━━━━━ Input data
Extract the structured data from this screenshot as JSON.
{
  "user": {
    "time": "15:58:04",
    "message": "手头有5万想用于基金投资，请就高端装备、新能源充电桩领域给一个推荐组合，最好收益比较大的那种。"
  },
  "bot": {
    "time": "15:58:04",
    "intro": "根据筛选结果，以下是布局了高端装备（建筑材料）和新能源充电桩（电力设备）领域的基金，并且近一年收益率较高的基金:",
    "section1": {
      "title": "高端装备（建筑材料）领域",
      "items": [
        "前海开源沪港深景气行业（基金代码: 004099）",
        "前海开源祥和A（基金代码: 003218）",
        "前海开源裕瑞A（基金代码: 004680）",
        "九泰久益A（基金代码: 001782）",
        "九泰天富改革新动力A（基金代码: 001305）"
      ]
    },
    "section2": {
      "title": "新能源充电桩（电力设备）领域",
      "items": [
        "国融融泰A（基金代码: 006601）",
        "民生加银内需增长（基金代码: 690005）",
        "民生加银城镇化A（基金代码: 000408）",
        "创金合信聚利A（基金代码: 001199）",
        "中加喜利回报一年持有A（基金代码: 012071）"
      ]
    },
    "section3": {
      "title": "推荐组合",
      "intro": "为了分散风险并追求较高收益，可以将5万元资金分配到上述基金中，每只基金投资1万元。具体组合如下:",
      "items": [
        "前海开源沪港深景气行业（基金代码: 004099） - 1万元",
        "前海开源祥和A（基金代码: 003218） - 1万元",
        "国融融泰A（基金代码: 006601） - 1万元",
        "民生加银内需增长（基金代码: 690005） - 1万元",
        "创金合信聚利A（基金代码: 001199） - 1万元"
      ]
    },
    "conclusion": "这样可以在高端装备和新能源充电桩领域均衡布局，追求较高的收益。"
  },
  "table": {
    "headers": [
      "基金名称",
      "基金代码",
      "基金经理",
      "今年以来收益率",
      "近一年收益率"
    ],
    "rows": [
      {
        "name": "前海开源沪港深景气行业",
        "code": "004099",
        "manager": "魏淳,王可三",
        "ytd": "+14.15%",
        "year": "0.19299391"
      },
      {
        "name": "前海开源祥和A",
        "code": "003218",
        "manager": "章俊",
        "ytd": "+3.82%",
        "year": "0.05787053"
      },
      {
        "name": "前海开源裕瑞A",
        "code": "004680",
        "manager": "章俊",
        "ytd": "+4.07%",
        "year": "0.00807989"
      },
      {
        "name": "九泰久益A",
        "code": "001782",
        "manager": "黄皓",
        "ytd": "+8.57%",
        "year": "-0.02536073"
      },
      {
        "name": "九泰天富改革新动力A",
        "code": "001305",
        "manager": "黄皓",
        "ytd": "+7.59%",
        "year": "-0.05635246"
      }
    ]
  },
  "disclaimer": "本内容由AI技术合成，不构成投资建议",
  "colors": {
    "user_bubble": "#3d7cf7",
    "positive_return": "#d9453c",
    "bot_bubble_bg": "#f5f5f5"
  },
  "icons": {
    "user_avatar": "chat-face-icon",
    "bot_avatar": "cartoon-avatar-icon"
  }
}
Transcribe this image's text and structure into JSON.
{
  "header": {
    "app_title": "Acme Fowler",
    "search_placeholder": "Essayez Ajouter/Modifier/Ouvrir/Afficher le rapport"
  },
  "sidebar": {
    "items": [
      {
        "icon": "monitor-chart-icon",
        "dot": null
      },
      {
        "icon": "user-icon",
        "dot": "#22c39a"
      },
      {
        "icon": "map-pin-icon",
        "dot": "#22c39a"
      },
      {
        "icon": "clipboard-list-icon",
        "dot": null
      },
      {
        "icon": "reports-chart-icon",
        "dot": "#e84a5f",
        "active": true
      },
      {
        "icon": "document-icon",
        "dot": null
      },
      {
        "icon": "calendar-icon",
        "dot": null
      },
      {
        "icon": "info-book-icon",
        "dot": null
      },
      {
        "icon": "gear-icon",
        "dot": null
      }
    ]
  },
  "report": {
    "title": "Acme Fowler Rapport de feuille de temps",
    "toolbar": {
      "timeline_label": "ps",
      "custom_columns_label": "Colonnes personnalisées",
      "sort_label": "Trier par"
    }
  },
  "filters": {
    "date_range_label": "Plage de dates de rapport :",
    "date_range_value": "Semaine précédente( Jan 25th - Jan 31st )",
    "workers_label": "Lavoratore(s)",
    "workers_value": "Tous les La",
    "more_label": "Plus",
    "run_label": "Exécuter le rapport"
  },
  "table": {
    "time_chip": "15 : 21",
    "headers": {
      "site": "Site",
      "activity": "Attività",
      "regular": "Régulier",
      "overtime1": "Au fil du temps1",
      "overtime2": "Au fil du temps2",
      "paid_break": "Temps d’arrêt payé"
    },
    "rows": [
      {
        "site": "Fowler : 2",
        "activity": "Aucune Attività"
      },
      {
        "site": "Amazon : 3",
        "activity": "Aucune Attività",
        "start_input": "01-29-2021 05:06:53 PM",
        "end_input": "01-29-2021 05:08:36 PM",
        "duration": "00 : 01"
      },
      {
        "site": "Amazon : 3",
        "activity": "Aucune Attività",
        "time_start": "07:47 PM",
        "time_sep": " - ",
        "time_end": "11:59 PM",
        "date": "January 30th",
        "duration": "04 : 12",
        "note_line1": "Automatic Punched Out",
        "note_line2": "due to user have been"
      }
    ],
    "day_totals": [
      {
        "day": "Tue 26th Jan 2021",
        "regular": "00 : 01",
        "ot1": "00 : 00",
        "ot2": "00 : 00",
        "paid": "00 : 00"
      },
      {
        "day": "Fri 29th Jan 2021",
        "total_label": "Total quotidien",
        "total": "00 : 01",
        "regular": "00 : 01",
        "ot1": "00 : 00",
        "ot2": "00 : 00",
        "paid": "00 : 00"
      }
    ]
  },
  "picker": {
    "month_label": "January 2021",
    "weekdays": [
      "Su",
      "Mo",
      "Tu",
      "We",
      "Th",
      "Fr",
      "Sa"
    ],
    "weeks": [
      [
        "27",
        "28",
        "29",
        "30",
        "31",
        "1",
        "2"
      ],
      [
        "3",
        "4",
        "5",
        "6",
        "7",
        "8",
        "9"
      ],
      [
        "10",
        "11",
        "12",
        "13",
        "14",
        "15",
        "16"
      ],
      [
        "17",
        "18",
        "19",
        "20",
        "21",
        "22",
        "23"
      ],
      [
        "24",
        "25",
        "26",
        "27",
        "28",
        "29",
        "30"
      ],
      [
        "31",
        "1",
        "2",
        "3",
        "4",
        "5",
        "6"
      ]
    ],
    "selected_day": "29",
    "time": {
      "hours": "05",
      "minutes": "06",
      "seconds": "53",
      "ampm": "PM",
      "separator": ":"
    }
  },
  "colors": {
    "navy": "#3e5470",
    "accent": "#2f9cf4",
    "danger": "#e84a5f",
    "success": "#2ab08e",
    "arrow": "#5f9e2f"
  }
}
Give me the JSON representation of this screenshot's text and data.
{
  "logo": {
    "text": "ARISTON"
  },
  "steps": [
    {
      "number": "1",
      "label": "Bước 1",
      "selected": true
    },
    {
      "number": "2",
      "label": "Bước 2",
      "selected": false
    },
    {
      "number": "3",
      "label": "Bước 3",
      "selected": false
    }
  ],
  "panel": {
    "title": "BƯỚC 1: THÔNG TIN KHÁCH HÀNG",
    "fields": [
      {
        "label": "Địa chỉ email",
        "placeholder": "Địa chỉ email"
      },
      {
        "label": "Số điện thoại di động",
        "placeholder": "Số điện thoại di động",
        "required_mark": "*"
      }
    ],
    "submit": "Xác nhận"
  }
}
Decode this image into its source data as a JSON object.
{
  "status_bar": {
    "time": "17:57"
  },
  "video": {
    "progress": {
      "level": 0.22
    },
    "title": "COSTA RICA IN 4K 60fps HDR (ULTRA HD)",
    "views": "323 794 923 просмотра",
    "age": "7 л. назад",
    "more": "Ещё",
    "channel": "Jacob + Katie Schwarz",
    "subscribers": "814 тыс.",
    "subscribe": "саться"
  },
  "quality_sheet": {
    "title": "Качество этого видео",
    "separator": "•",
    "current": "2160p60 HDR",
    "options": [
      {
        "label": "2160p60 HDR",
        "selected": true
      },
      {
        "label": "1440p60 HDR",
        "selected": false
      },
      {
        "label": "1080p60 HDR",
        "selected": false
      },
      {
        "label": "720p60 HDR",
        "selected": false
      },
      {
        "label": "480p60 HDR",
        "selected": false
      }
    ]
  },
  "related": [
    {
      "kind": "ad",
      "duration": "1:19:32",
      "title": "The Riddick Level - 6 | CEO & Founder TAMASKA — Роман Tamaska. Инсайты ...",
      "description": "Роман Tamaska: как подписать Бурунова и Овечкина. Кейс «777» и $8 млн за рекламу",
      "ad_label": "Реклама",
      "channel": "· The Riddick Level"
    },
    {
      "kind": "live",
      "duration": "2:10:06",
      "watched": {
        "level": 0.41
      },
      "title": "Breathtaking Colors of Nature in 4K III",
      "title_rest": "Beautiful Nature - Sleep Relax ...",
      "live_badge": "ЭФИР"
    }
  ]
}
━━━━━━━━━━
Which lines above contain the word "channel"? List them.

    "channel": "Jacob + Katie Schwarz",
      "channel": "· The Riddick Level"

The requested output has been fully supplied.